The next stage will be the question of the torque-tube support fitting – long or short, turn the chassis fitting upside down or what? 

I have a couple of Hardy Spicer shafts and one of the intermediate types but I am thinking of staying with the earlier type of universal joint like the Chummy which I think is more correct for this machine though shaft length might be a problem. I suppose I must decide on which gear-box to use first and work backwards along the chassis. Help! 
To demonstrate the folly of precipitate action without research, I restored a steering column only to find that it was a year late, it is the earlier type of box but with a longer column which takes an ignition/throttle quadrant and levers but with a bakelite disc covering the quadrant. And incidentally I have had difficulty obtaining a new felt seal round the drop-arm. Then there is the steering wheel to be recovered but I am keeping that one for a bad time when I need some encouragement. I know a smart new steering wheel will lift the spirits. 

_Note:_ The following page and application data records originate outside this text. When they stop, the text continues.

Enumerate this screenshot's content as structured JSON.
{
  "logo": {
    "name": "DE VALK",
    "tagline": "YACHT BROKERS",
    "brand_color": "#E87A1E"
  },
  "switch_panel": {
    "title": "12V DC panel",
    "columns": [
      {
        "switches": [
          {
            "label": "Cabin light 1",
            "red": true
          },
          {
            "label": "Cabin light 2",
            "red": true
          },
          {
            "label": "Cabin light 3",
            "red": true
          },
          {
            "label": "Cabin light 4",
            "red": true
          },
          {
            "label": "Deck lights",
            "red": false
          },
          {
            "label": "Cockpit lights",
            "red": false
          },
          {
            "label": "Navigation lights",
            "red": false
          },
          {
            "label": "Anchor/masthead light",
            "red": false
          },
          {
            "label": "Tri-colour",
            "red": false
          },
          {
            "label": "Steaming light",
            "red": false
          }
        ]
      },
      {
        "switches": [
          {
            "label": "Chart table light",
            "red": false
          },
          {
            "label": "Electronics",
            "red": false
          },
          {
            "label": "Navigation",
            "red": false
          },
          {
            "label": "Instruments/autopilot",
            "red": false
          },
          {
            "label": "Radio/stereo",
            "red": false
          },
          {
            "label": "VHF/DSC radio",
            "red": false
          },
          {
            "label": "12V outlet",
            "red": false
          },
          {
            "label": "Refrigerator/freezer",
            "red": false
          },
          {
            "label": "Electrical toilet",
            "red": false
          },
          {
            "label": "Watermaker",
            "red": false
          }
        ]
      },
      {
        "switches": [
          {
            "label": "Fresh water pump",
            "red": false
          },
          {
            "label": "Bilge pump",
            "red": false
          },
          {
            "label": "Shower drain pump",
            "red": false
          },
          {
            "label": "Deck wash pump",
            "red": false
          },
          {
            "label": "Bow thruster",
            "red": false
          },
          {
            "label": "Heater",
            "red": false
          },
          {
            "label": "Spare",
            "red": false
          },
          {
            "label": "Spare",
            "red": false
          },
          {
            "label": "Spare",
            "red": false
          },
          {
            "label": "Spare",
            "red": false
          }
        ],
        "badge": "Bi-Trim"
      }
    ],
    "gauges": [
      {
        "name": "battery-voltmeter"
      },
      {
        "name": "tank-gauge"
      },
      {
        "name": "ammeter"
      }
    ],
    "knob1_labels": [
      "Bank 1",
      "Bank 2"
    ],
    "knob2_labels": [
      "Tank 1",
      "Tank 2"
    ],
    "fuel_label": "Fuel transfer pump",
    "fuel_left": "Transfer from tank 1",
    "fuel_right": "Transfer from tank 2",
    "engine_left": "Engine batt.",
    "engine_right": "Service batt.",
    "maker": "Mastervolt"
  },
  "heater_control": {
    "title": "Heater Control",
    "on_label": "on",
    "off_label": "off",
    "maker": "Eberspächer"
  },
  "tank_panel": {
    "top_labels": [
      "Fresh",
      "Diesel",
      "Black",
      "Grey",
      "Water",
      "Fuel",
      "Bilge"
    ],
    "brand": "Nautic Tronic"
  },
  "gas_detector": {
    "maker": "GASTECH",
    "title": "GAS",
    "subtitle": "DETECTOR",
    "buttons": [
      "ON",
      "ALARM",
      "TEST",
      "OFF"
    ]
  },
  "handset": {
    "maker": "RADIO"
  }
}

Then there is the tale of the wheels. I had some nice chrome centred 19” wheels shot blasted and powder coated and they looked like new. But I discovered that the car I was trying to copy had solid centre wheels so I parted with the smart ones because I knew I had some solid centre wheels in the pile of rusty bits. Close examination of these rims revealed that 3 were really past recovery with rust. I found 2 excellent 19” rims, rims only, no hubs, and started to re-spoke them only to find that the spoke holes in the rims are different for different hub types. Research or trial and error, take your pick. So if anyone has 3 19” rims with holes equally spaced all the way round rather than in groups of 3 then I would much appreciate the contact. I might have something to swap in the rusty pile. And on the question of wheels and hubs, I found that the Girling cast iron drums do not fit into the hubs of 19” wheels so I must fit the earlier type, 1.25” drums.

I have a set of 17” wheels with chrome centres as well as a set Ruby 17” with the big chromed centre but I want solid centre 19s.

I had a rare moment last week to think ahead and my glance fell on a radiator. I have what appears to be an excellent Ruby radiator but I want a Chummy type, shorter with central filler. One alternative is to butcher the Ruby rad, re-position the filler and fit a new core but I am very reluctant to destroy good original material. So I suppose I am looking for a defunct Chummy rad with good top and bottom tanks that I can re-core. 

Ian Jenkins will make a stainless steel fuel tank but I need drawings for the original type. The car I am trying to copy was unlike the production Ulster with it’s long bonnet and seems to be a modified Chummy type of body with a short scuttle in front of the instrument board followed by a longer, possibly removable scuttle section over the fuel tank with fillers protruding, followed by a Chummy bonnet and a Chummy radiator. This indicates a new bulkhead forward of the tank which would be a good idea to separate the fuel from a hot engine. 

One evening I turned my attention to the only lighting and ignition control panel I found in the pile. It was a little seized and the ammeter was rusted out but otherwise it is recoverable. Has anyone had any luck fitting a modern ammeter into the hole? I have a suspicion I can rebuild the old one by dismantling a 1920’s test meter I have but new guts in the original casing might be a better solution.
At this rate, rebuilding the engine and gear box will be material for all next year’s articles in your magazine but hopefully this article will encourage others to put their knowledge and experience on paper, however small the detail.
This article, written by Peter Letwas-Gregson, originally appeared in Seven Focus Oct 2004 pp6-9 and Nov 2004 pp5-7